____ DATA SECTION

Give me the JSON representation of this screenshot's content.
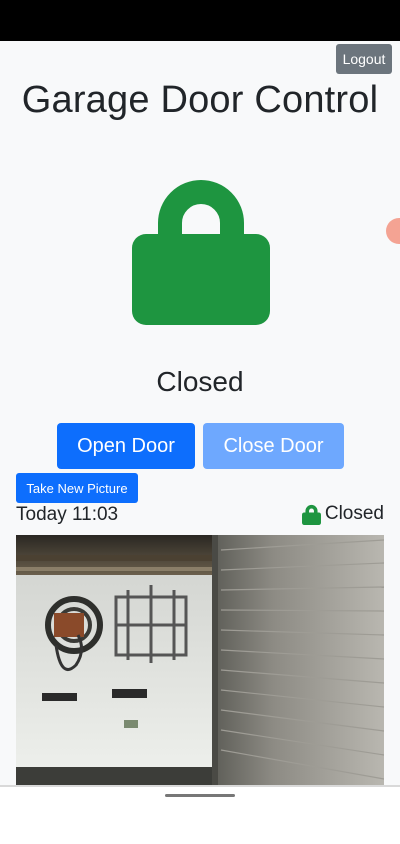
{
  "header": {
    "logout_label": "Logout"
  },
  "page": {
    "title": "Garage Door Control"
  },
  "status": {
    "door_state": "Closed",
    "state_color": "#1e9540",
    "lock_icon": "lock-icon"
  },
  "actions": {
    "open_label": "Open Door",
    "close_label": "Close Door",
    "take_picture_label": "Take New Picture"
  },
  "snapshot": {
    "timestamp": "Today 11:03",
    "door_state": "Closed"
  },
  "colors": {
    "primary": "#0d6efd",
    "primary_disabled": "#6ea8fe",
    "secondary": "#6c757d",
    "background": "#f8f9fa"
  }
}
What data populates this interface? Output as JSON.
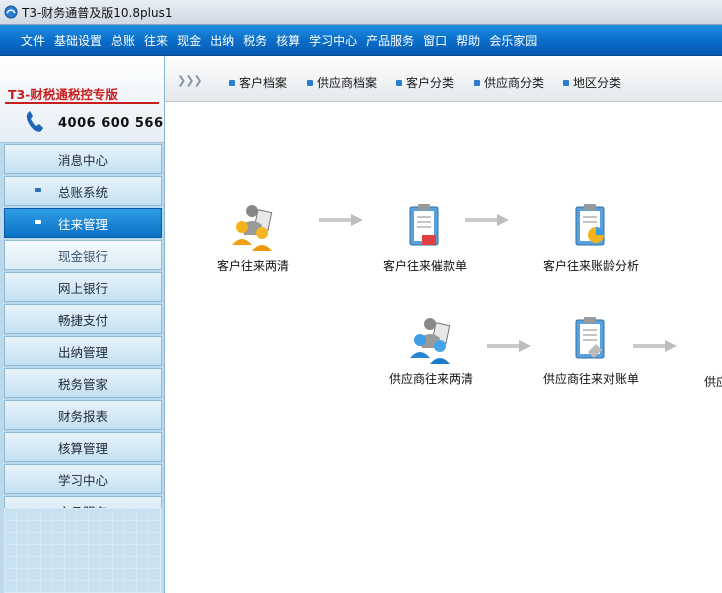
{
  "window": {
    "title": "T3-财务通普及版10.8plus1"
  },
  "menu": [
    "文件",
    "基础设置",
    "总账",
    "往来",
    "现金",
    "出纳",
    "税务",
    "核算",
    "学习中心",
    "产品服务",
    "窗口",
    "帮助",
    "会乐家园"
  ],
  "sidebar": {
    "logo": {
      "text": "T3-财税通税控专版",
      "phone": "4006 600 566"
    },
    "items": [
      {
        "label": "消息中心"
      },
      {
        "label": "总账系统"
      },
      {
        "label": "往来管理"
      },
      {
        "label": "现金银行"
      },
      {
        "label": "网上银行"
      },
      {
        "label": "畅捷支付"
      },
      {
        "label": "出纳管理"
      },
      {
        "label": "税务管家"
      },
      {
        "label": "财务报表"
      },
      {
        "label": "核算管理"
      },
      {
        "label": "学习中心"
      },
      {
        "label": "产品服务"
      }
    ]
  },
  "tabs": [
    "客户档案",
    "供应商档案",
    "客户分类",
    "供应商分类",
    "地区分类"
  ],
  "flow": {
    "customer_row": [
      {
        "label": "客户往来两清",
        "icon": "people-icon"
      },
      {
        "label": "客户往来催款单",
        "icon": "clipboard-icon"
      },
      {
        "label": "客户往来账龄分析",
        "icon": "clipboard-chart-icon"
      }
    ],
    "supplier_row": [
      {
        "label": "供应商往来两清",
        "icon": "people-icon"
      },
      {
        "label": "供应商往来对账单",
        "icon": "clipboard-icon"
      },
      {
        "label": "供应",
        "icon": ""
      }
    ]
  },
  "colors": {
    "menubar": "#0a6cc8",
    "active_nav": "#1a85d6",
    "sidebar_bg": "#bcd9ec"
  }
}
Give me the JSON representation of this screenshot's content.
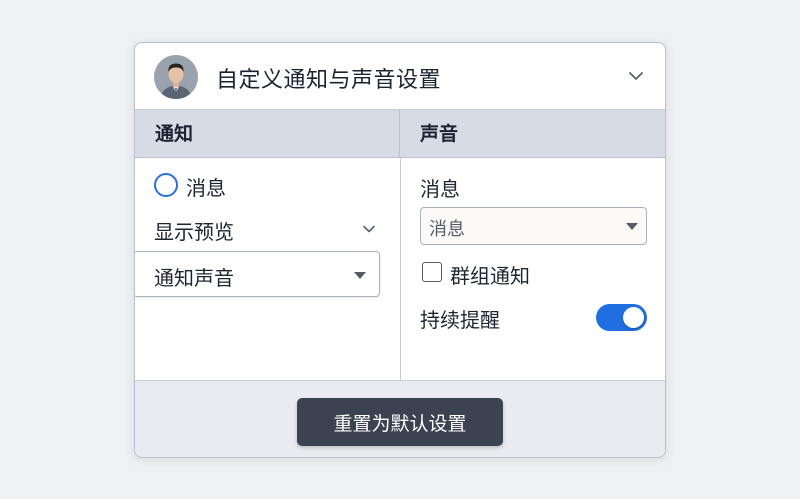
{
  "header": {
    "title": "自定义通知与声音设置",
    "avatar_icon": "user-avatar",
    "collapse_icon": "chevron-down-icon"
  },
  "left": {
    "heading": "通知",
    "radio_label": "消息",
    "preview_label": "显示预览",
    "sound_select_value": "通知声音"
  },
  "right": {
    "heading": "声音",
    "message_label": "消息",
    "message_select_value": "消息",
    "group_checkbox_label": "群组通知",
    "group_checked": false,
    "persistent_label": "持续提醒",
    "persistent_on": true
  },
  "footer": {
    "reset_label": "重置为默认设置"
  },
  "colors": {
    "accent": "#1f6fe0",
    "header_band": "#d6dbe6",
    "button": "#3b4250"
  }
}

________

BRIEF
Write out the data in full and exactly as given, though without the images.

ANSWER TO THE PROBLEM
Give me the JSON representation of this screenshot's content.
{
  "header": {
    "logout_label": "Logout"
  },
  "page": {
    "title": "Garage Door Control"
  },
  "status": {
    "door_state": "Closed",
    "state_color": "#1e9540",
    "lock_icon": "lock-icon"
  },
  "actions": {
    "open_label": "Open Door",
    "close_label": "Close Door",
    "take_picture_label": "Take New Picture"
  },
  "snapshot": {
    "timestamp": "Today 11:03",
    "door_state": "Closed"
  },
  "colors": {
    "primary": "#0d6efd",
    "primary_disabled": "#6ea8fe",
    "secondary": "#6c757d",
    "background": "#f8f9fa"
  }
}
What data populates this interface? Output as JSON.
{
  "window": {
    "title": "T3-财务通普及版10.8plus1"
  },
  "menu": [
    "文件",
    "基础设置",
    "总账",
    "往来",
    "现金",
    "出纳",
    "税务",
    "核算",
    "学习中心",
    "产品服务",
    "窗口",
    "帮助",
    "会乐家园"
  ],
  "sidebar": {
    "logo": {
      "text": "T3-财税通税控专版",
      "phone": "4006 600 566"
    },
    "items": [
      {
        "label": "消息中心"
      },
      {
        "label": "总账系统"
      },
      {
        "label": "往来管理"
      },
      {
        "label": "现金银行"
      },
      {
        "label": "网上银行"
      },
      {
        "label": "畅捷支付"
      },
      {
        "label": "出纳管理"
      },
      {
        "label": "税务管家"
      },
      {
        "label": "财务报表"
      },
      {
        "label": "核算管理"
      },
      {
        "label": "学习中心"
      },
      {
        "label": "产品服务"
      }
    ]
  },
  "tabs": [
    "客户档案",
    "供应商档案",
    "客户分类",
    "供应商分类",
    "地区分类"
  ],
  "flow": {
    "customer_row": [
      {
        "label": "客户往来两清",
        "icon": "people-icon"
      },
      {
        "label": "客户往来催款单",
        "icon": "clipboard-icon"
      },
      {
        "label": "客户往来账龄分析",
        "icon": "clipboard-chart-icon"
      }
    ],
    "supplier_row": [
      {
        "label": "供应商往来两清",
        "icon": "people-icon"
      },
      {
        "label": "供应商往来对账单",
        "icon": "clipboard-icon"
      },
      {
        "label": "供应",
        "icon": ""
      }
    ]
  },
  "colors": {
    "menubar": "#0a6cc8",
    "active_nav": "#1a85d6",
    "sidebar_bg": "#bcd9ec"
  }
}
Give me the JSON representation of this screenshot's content.
{
  "header": {
    "title": "自定义通知与声音设置",
    "avatar_icon": "user-avatar",
    "collapse_icon": "chevron-down-icon"
  },
  "left": {
    "heading": "通知",
    "radio_label": "消息",
    "preview_label": "显示预览",
    "sound_select_value": "通知声音"
  },
  "right": {
    "heading": "声音",
    "message_label": "消息",
    "message_select_value": "消息",
    "group_checkbox_label": "群组通知",
    "group_checked": false,
    "persistent_label": "持续提醒",
    "persistent_on": true
  },
  "footer": {
    "reset_label": "重置为默认设置"
  },
  "colors": {
    "accent": "#1f6fe0",
    "header_band": "#d6dbe6",
    "button": "#3b4250"
  }
}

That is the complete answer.